At this time she also helped develop and deliver corrosion workshops to matriculation chemistry students.
 
When Veronica began the new University of Western Sydney, Master of Applied Science (Materials Conservation) degree in 1998 she decided to reinforce her catholic interests in material culture, rather than specialise in paper conservation. Advanced technical and museum studies tuition led to the production of two original pieces of work: an analysis of conservation treatment waters which was published and reported at national and international conferences; and a significance study/conservation plan for a set of massive wrought iron and sandstone objects held at the ANMM. This latter piece of work was awarded the 2004 Sydney Harbour Foreshore Authority Heritage Prize.  

Masters study also led to the acceptance of a doctoral research topic on sustainability indicators for cultural heritage. Unfortunately, Veronica had to forfeit this place in 2006 for work and family reasons, but she continues to refine her thinking on sustainability indicators.  
 
After a short stint at the Australian War Memorial, Veronica joined the Collections Council of Australia [archived site: double click] in September 2005 as Development Officer, where she originated and developed many concepts and contacts for the new collections peak body. Most prominent amongst her achievements were Conservation Survey 2006 [double click] the Significance 2.0 [double click] project and publications, Australian collections sector statistics [double click], and guidance for Blue Shield Australia [double click], including securing permission to adapt the Society of American Archivists' MayDay campaign concept to Australia. The Collections Council closed in April 2010. (Click here to access the dedicated Blue Shield Australia website set up by the Collections Council just before it closed.)

In 2009 Veronica also achieved the Certificate IV, Training and Assessment that qualifies her to teach in the Australian Vocational Education and Training sector.

Veronica was selected as a Fellow of ICCROM late in 2009. The Fellowship research from March to July 2010 considered the way that significance assessment (curatorial) and risk assessment (conservation) are taught in graduate programs across six countries including Australia, Canada, the United States and countries in Europe. As a result of this research, and in awareness of the closure of key national cultural heritage programs in Australia, Veronica decided to found Significance International in September 2010.

In 2012 Veronica became a doctoral candidate in the Interdisciplinary and Cross Cultural Research Program of the Research School for Humanities and the Arts at the Australian National University, Canberra, Australia. In 2014 the Centre for Heritage and Museum Studies was established within the allied School of Archaeology and Anthropology, so Veronica has a foot in both RSHA and SAA! In continuation of her long-term interests Veronica's topic examines Australian Government heritage and sustainability policymaking and analysis from inception in 1975 to 2015, when the Australian Heritage Strategy was published.

In December 2016 Veronica was delighted to hear she'd been elected as a Fellow of the International Institute for the Conservation of Historic and Artistic Works (IIC), London. 

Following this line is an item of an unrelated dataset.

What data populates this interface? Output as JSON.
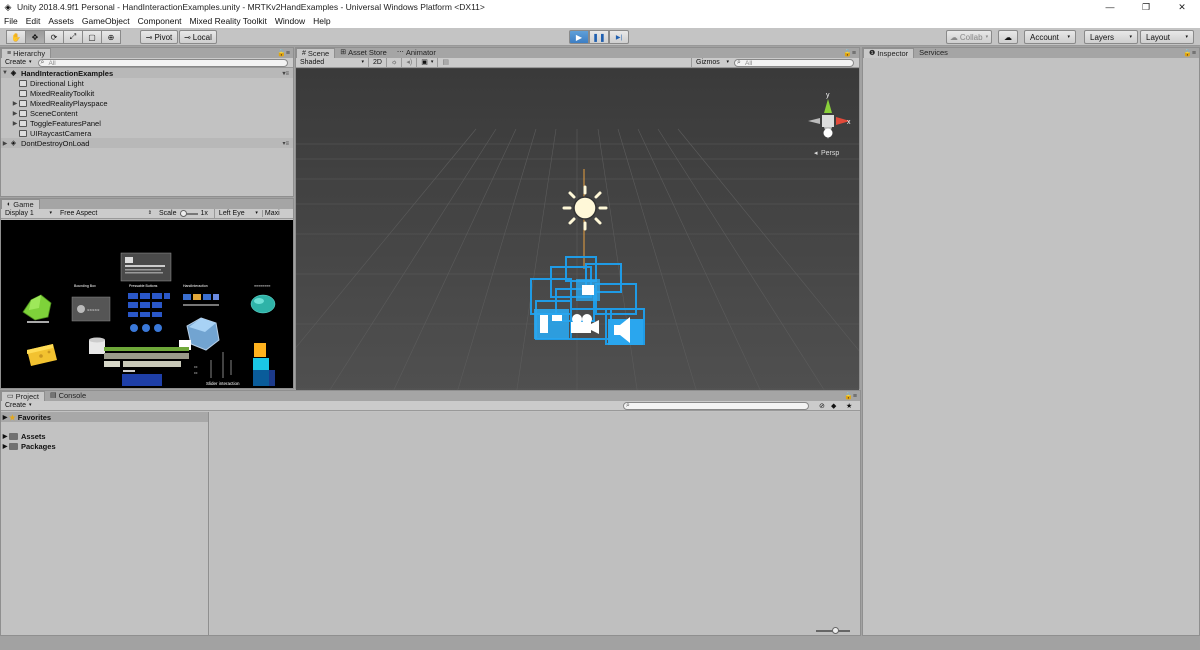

Veronica's work and training in material culture have brought her into contact with many different collection types and ways of thinking about culture. She is excited about the opportunities culture provides for the full development of the individual, and for human society as a whole, in the 'era of sustainability'.

Click here for a list of Veronica's publications, professional association memberships and presentations.

                                                                                                
                                       Veronica presenting in the Significance 2.0 Panel Session at the Australian Society of Archivists Conference,
                                       Brisbane, 2009. Panel Chair: Michael Piggott; Discussants Adrian Cunningham representing Australian archivists
                                       and Mark Clayton representing New Zealand archivists.